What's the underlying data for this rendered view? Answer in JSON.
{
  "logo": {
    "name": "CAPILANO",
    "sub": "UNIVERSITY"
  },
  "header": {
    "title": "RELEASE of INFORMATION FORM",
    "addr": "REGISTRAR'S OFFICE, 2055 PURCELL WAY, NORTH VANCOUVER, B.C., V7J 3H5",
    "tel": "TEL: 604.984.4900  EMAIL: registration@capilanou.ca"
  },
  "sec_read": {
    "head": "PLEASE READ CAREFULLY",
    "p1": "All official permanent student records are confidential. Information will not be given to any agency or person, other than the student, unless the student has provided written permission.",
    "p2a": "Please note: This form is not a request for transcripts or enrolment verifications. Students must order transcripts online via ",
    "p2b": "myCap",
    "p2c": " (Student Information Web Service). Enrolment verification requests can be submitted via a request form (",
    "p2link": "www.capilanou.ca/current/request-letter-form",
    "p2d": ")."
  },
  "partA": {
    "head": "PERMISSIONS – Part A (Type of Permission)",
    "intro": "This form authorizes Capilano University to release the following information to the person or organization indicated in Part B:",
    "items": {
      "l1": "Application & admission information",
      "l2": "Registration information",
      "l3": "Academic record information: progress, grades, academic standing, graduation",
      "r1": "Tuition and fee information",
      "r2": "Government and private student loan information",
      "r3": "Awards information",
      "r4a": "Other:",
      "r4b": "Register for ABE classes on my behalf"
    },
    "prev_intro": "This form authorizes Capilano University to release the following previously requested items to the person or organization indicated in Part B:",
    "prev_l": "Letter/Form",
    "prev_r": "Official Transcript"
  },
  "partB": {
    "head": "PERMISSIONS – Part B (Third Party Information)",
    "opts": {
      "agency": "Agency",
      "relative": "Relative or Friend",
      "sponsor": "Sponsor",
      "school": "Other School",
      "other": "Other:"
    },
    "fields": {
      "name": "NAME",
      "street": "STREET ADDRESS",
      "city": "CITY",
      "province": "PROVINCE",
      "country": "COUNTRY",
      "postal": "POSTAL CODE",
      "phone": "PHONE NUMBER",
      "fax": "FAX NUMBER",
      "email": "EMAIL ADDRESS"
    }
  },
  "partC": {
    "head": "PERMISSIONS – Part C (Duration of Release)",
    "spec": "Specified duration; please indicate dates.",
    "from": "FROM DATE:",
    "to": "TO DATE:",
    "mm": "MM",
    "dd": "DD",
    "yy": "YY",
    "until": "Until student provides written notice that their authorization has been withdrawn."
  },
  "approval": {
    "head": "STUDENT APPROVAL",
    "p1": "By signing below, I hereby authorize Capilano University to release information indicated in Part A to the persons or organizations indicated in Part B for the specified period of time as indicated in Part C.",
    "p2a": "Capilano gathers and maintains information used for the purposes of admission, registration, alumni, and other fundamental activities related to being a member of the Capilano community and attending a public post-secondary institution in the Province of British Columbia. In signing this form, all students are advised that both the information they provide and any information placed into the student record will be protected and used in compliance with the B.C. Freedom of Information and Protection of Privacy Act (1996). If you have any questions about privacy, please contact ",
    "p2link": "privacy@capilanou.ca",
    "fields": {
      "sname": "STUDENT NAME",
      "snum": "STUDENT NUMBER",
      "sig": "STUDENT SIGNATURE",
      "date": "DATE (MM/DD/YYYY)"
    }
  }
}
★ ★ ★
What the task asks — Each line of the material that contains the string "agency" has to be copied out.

Response for this exercise —
    "p1": "All official permanent student records are confidential. Information will not be given to any agency or person, other than the student, unless the student has provided written permission.",
      "agency": "Agency",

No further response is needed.